>>>>>
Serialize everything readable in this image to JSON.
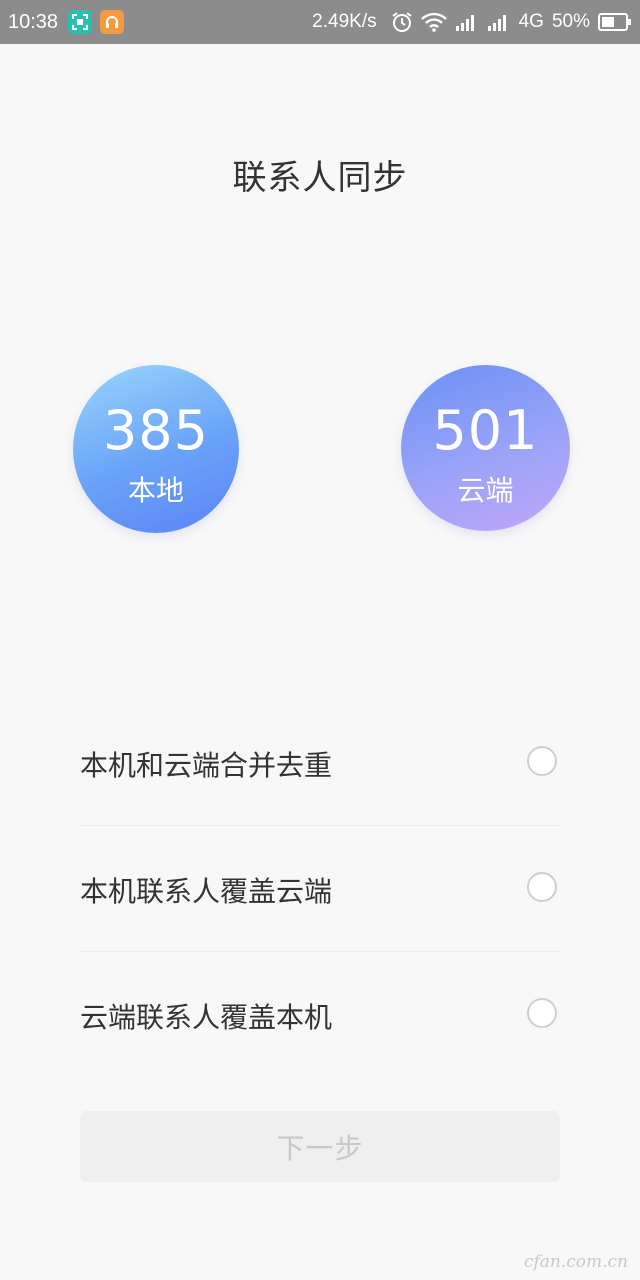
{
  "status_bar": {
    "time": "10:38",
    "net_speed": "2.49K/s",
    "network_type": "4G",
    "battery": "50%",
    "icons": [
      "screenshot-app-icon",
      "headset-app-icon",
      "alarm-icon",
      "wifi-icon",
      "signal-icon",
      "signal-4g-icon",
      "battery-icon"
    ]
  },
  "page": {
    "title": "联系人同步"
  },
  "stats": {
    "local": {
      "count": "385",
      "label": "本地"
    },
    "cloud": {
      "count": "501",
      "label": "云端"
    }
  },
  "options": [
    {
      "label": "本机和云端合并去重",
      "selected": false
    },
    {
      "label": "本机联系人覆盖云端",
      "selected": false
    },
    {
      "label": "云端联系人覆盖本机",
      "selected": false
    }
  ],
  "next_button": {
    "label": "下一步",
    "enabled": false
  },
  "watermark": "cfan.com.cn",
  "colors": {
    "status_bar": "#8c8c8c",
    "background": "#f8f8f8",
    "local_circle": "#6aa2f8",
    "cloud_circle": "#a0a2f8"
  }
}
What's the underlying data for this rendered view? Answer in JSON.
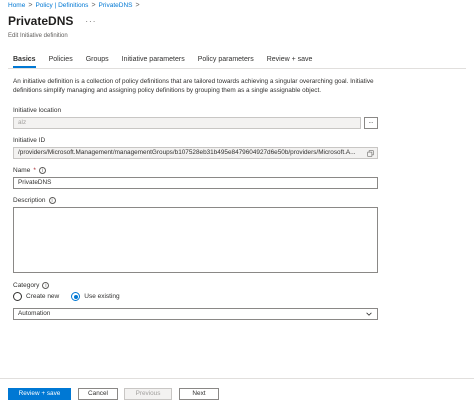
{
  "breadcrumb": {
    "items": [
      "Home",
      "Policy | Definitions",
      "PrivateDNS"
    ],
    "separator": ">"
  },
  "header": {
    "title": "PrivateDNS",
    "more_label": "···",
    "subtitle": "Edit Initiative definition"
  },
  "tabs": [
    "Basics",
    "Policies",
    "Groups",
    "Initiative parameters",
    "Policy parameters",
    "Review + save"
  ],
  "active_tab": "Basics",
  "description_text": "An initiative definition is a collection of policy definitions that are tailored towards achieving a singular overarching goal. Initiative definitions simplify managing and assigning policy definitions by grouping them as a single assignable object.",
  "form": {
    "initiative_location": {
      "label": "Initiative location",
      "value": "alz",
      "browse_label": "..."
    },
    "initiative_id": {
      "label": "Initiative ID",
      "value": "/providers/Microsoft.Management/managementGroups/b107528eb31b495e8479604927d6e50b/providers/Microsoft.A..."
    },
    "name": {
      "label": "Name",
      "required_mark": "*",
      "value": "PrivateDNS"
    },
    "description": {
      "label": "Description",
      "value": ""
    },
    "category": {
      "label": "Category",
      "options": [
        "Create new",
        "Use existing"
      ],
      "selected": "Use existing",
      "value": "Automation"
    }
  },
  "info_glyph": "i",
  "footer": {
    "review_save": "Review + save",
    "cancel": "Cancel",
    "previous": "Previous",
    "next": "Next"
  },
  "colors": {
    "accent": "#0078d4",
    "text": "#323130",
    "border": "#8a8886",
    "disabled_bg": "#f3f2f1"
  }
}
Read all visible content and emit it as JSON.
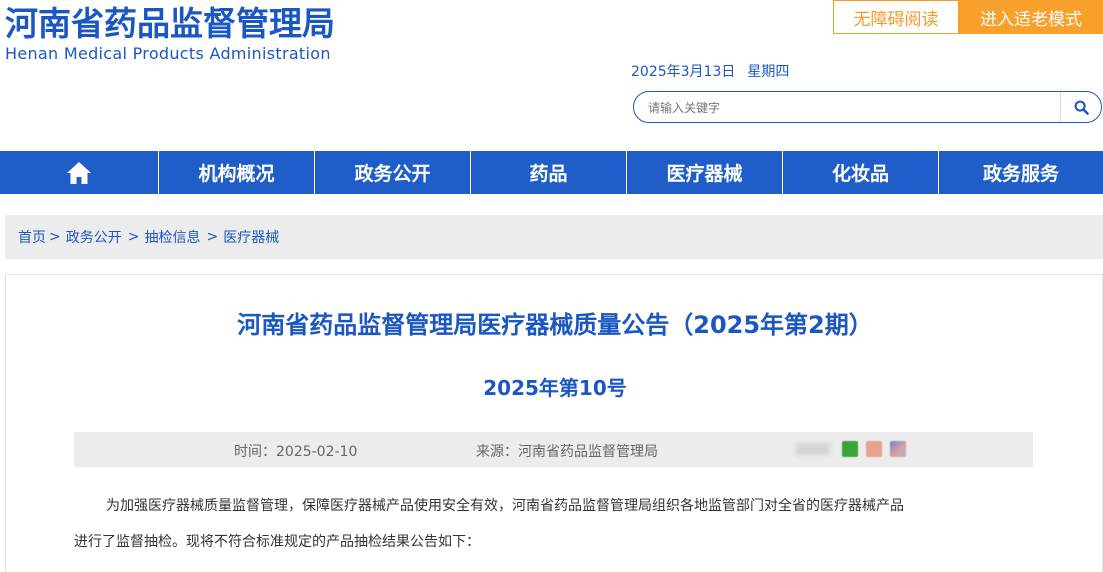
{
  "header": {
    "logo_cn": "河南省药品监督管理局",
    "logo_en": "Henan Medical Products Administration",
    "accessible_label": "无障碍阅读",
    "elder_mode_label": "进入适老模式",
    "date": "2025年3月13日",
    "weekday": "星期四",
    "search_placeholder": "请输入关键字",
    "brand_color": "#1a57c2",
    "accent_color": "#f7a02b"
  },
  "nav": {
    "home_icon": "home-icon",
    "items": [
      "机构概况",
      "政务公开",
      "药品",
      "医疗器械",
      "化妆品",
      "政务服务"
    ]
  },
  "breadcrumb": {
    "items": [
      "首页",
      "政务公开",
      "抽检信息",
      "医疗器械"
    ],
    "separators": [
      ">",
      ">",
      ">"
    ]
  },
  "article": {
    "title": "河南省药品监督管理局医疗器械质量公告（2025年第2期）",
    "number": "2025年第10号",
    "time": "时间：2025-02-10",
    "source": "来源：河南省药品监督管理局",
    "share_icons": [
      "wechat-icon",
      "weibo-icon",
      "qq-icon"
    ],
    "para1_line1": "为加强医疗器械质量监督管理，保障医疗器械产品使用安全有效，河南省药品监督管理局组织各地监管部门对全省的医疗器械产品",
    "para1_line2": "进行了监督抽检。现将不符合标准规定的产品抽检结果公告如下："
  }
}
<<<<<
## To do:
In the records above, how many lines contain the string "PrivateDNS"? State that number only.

## Exercise output:
3